‘Voters will see through it…’
(Ben Sellers, Liberty Headlines) Fans of “The Simpsons” may delight in recalling a classic episode (itself a “Music Man” parody) in which a con-artist whips the fictional town of Springfield into a frenzy with promises of a monorail.
Now, the long-running cartoon, which famously anticipated the election of President Donald Trump, may once again prove prescient.
Democratic front-runner Joe Biden unveiled a recent proposal on his website that he said broadly addressed his climate policy, with its centerpiece being an end-to-end high-speed-rail system funded by repealing Trump’s 2017 Tax Cuts and Jobs Act.
The plan is structured on that originally proposed by the Green New Deal, according to the website.

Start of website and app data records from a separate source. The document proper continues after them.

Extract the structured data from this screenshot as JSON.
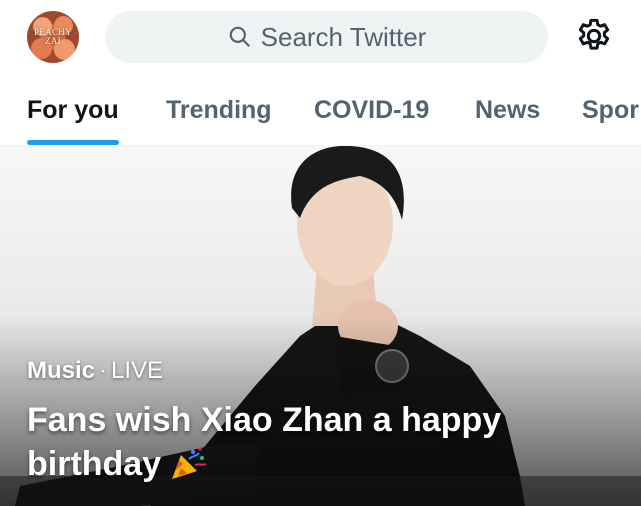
{
  "header": {
    "avatar_text": "PEACHY ZAI",
    "search": {
      "placeholder": "Search Twitter",
      "icon": "search-icon"
    },
    "settings_icon": "gear-icon"
  },
  "tabs": [
    {
      "label": "For you",
      "active": true
    },
    {
      "label": "Trending",
      "active": false
    },
    {
      "label": "COVID-19",
      "active": false
    },
    {
      "label": "News",
      "active": false
    },
    {
      "label": "Spor",
      "active": false
    }
  ],
  "hero": {
    "category": "Music",
    "separator": "·",
    "status": "LIVE",
    "headline": "Fans wish Xiao Zhan a happy birthday",
    "headline_emoji": "party-popper-icon"
  },
  "colors": {
    "accent": "#1d9bf0",
    "search_bg": "#eff3f4",
    "text_primary": "#0f1419",
    "text_secondary": "#536471"
  }
}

That plan—which organizers including Rep. Alexandria Ocasio–Cortez, D-NY, were unable to put a specific price tag on—was estimated to total around $93 trillion.
Among the plans Biden specifically outlined were halving the travel time between New York and Washington—a boon for liberal coastal elites who have a regular need for commuting between the two.
Biden also promised to “make progress” toward completing California’s high-speed-rail boondoggle, a plan that Trump recently threatened to defund after Gov. Gavin Newsom backpedaled on the scope and deadlines of the project that was slated originally to connect San Francisco with Los Angeles.
While many Southerners already feel, at best, ambivalent about the encroachment of the northeast corridor expanding upon their “fast growing” region, Biden promised to do more of precisely that.
And “[a]cross the Midwest and the Great West, he will begin the construction of an end-to-end high speed rail system that will connect the coasts, unlocking new, affordable access for every American,” said the plan, which also outlined additional spending for green-friendly freight rail.
In an op-ed for The Hill, Adam Sabes, a communications associate at Americans for Tax Reform, noted that the lofty spending promises may seem like a good idea now, but they ultimately would not win over the majority of Americans who prefer to keep their money in their pockets.
“Running on a repeal of the Tax Cuts and Jobs Act may be convenient for Biden during a Democratic primary where he can gain a lot of support for the idea,” Sabes said. “But this is not a winning strategy in the general election and he could more than likely attempt to backtrack. Voters will see through it.”
Noting the tremendous damage that the Biden plan would have on the booming economy, Sabes likened the former Obama vice president to Walter Mondale, the Jimmy Carter administration veep who attempted unsuccessfully to oust the incumbent Ronald Reagan in 1984.
“Joe Biden opened his much hyped 2020 presidential campaign last month by proclaiming the ‘first thing’ he would do if elected is to repeal the Tax Cuts and Jobs Act. That means the middle class would see a tax increase,” Sabes said.
“Does that sound eerily familiar?,” he continued. “It is because Walter Mondale made a similar promise when he ran for president against Ronald Reagan.”
The group also compiled a video of Biden’s calls to repeal the Trump tax cuts in order to underscore its centrality to his message.
Like the conman in “The Simpsons,” Biden has misleadingly attempted to miscast himself as an empathic everyman with a deep concern for the needs of blue-collar middle America.
But as his policies reveal, he remains a swindler at heart.